The establishment of the CPP in 1966 was a huge victory for workers when it was established, and has been a vital public policy success story ever since. It is fully indexed, virtually universal and portable, and no benefits in pay have ever been reduced. In that sense, it is a public, DB pension plan that is operated on a hugely efficient and not-for-profit basis.
“The big banks and insurance companies we know today were already powerful in the 1960s, and aggressively opposed a large public plan”
The problem with the CPP is that the original proposal for a public, wage earnings based pension plan that replaced up to 50% of average earnings, was fought ferociously by Canada’s financial industry. The big banks and insurance companies we know today were already powerful in the 1960s, and aggressively opposed a large public plan that would soak up so much of the retirement “business” that they wanted to obtain. Most employers also fought against the decent CPP, arguing that they would play a role in establishing pension arrangements through private, workplace based schemes (described above). The result of this grand confrontation between a working class interest in decent pensions and a the bankers’ and employers’ interest in a more ‘private’ welfare state was a compromise: the basic benefit level of CPP was cut in half, down to a maximum 25% wage replacement rate. For most workers, this means very stingy benefits – the current average CPP pension benefit is about $6,000 per year, significantly less for women. Even when combined with the $6,000 or so we get from Old Age Security (the other public pension, financed out of general tax revenues), the public pension system in Canada is a sub-poverty system for most workers.
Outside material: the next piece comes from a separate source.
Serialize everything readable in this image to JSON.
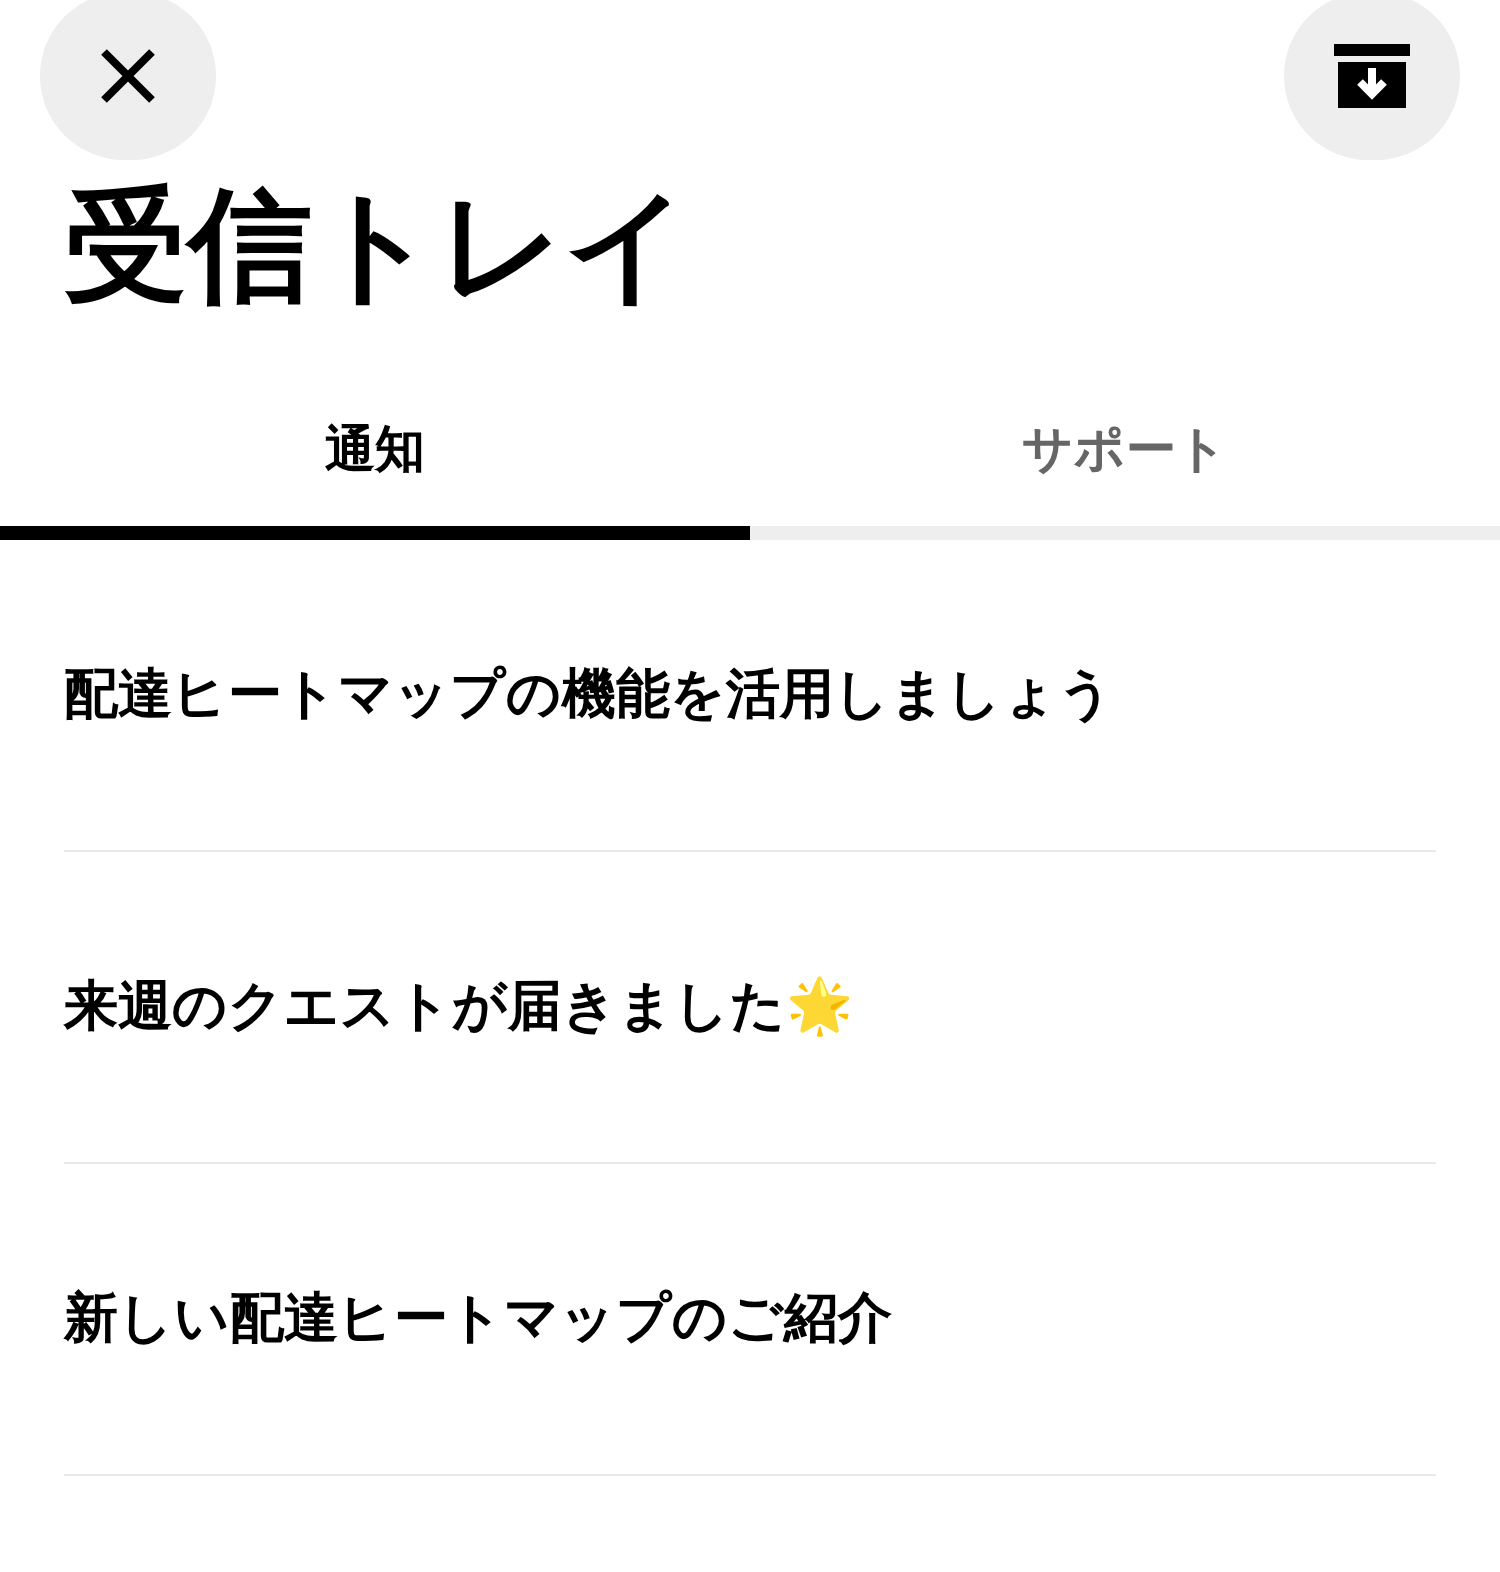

For all of these reasons, the Retirement Security for Everyone campaign from the CLC was a hugely welcome development in September 2009. It was a real recognition of the failure of the existing system, and an affirmation that the original CPP proposal from the 1960s – which would have paid twice the benefits of the current CPP – was entirely justified and more viable and needed than ever. The intensified employer and government attacks on secure workplace pensions is a clear indicator that the employer class is withdrawing from even its feeble pretence that it accepts responsibility for ensuring that workers are not tossed into poverty in their retirement. The CLC campaign – focused on the doubling of CPP benefits – achieved some early success in getting that proposal on the public policy radar screen for a couple of years between 2010 and 2011. But the refusal of the federal Conservatives to consider *any* CPP expansion has created a stalemate on the issue. The Liberal government in Ontario is now launching a CPP-style Ontario Retirement Pension Plan with support from several other provinces. While it is less ambitious than the CLC’s proposal, it’s important that they appear to be insisting that the model be structured in a way that would allow a full integration into the CPP itself if and when a federal government that supports decent pensions for workers is elected.
I think a good case can be made for continuing and in fact intensifying the campaign to expand the CPP for all workers in all provinces. In recent months, the labour movement has been campaigning for its very survival, in the face of various attacks on basic labour rights, including the Conservative Party push in Ontario for US-style “right to work for less” laws. That work has emphasized the broader, social goals of the labour movement — and the fact that all workers benefit from a strong labour movement even when less than 30% of workers are actually union members. A serious and militant campaign for improved public pensions is an excellent way to demonstrate solidarity and genuine commitment to the majority of workers with no union who have no workplace pension plan and who will benefit disproportionately from an expanded CPP.